Is organic food more nutritious than food produced via conventional methods? As a nutrition editor for EatingWell magazine, it’s my job to stay up on the studies that look at this very question. On July 29 researchers from the London School of Hygiene & Tropical Medicine reported that there was no nutritional difference between organic and conventionally produced foods. End of story? I don’t think so. Some studies show organics are more nutritious.
Consider these findings:
Are these summer-food myths fact or fiction? Take our quiz to find out how food-smart you are and get delicious summer recipes!
True or False? Garlic wards off mosquitoes.
False. Researchers at the University of Connecticut tested the theory. It didn’t work, but maybe because the participants didn’t eat enough, say the scientists. Eat more with these 20+ amazing garlic recipes.
True or False? Watermelon isn’t very nutritious; it’s all water!
False. Watermelon is mostly water: 92 percent. But it also has its share of nutrients. One cup of watermelon provides good amounts of vitamin C and red watermelon contains lycopene, an antioxidant that’s associated with reduced risk for certain types of...

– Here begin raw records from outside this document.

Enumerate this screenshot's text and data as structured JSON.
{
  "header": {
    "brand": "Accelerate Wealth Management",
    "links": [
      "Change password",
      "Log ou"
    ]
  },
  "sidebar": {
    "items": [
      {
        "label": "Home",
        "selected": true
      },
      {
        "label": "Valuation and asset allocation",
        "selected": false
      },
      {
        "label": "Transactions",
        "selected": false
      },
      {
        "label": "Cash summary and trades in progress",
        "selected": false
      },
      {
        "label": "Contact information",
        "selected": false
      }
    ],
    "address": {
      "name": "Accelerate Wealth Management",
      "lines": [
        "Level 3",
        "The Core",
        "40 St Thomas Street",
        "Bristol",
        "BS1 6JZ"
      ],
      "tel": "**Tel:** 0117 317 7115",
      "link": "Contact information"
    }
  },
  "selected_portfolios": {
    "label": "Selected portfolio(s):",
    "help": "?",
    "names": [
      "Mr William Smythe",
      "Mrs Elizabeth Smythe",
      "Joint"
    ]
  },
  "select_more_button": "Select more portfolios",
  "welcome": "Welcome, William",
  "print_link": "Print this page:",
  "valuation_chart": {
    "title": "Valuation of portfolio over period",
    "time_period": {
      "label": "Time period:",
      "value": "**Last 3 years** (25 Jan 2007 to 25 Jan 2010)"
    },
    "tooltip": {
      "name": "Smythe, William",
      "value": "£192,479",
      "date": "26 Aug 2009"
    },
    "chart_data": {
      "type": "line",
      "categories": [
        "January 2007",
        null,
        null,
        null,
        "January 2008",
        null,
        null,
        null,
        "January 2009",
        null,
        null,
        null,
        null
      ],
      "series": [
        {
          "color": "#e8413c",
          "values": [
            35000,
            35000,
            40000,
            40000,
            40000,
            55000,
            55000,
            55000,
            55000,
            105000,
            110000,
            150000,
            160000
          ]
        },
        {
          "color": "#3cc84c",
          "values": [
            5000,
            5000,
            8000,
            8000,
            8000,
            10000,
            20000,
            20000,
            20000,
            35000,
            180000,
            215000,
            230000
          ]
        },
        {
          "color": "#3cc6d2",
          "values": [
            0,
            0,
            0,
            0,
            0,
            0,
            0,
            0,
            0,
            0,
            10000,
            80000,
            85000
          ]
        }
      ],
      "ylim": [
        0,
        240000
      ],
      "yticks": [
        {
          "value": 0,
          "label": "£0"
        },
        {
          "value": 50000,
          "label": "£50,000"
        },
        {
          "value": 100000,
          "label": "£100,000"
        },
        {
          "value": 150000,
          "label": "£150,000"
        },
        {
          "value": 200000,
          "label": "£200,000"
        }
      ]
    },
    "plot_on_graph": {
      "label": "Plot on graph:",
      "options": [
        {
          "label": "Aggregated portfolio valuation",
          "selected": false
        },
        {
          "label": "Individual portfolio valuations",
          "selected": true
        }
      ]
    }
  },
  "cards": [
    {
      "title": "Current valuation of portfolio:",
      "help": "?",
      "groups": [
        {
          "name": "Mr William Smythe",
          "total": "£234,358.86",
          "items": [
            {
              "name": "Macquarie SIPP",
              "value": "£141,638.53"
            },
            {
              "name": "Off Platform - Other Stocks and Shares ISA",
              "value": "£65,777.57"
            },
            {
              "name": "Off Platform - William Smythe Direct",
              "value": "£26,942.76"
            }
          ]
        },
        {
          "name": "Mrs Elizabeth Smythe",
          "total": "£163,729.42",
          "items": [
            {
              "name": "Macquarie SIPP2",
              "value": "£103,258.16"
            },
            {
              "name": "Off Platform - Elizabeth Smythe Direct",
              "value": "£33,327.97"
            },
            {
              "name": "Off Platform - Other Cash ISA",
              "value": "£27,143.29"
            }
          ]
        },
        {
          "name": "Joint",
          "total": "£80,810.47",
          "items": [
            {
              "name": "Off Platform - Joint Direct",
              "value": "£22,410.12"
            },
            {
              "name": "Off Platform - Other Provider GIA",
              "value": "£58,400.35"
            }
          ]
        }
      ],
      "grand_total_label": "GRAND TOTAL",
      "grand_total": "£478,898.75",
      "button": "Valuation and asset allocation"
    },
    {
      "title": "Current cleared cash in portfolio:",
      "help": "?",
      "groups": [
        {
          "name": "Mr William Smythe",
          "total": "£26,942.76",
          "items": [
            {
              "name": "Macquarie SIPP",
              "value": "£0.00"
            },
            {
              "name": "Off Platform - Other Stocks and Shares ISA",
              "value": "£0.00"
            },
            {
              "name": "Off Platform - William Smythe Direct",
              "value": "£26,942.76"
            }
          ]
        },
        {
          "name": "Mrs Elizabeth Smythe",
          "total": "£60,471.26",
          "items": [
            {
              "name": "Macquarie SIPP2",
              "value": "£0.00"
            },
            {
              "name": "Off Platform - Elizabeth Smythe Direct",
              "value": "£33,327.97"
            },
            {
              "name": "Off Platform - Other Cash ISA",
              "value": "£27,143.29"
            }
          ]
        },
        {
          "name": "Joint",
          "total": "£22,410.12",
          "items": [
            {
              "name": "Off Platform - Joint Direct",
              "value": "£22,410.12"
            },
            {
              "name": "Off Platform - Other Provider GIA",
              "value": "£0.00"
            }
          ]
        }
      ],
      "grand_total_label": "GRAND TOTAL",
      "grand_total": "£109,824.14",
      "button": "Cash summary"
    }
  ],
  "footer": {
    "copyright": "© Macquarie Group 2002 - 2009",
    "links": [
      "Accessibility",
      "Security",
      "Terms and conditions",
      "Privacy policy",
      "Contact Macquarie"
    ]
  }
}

Anytime we talk about high-fructose corn syrup (HFCS) at EatingWell, we get a lot of passionate input from our readers. Some thank us for our careful reporting, while others argue that we got the story all wrong—and some are just confused. Sometimes they get HFCS mixed up with plain old fructose, and sometimes they assume that HFCS and corn syrup are the same thing. (Both are mistakes.)
So in this final installment of our 5-part series on HFCS, we’re simply going to tell you the real truth about what HFCS is and what it is not. The easiest way to do this is to define HFCS and all the other sugars that you...read full post »
A little while ago, EatingWell published a short article on high-fructose corn syrup (HFCS): it generated all sorts of comments, questions and controversy among our readers. One of the issues that several readers wondered about was whether HFCS might cause irritable bowel syndrome (IBS) or make it worse. IBS is a condition whose hallmark symptom is recurring gastrointestinal (GI) distress.
So for this fourth installment of our 5-part series on HFCS, we went straight to the experts to find out: Does HFCS irritate the stomach or cause irritable bowel syndrome? Here’s what they told us:
People often confuse HFCS with plain fructose (the main type of natural sugar found in fruits and honey). But high-...read full post »
I have friends with young kids who swear that sugary foods and drinks send their kids bouncing off walls. Before I become a mom, I generally assumed that their observations about sugar and behavior were more fiction than fact. (Kids are active. Don’t they all bounce off walls, regardless of what they eat?)
But now my son Julian is 13 months old. Despite my best efforts to feed him only nutritious foods, it’s likely that, to some degree, he’ll eventually be exposed to foods full of added sugars, some in the form of high-fructose corn syrup (HFCS). So now I really want to know the truth.
In this third installment of a 5-part series, we investigate whether sugars, and HFCS specifically, can make kids hyperactive. Here’s what we found when we...read full post »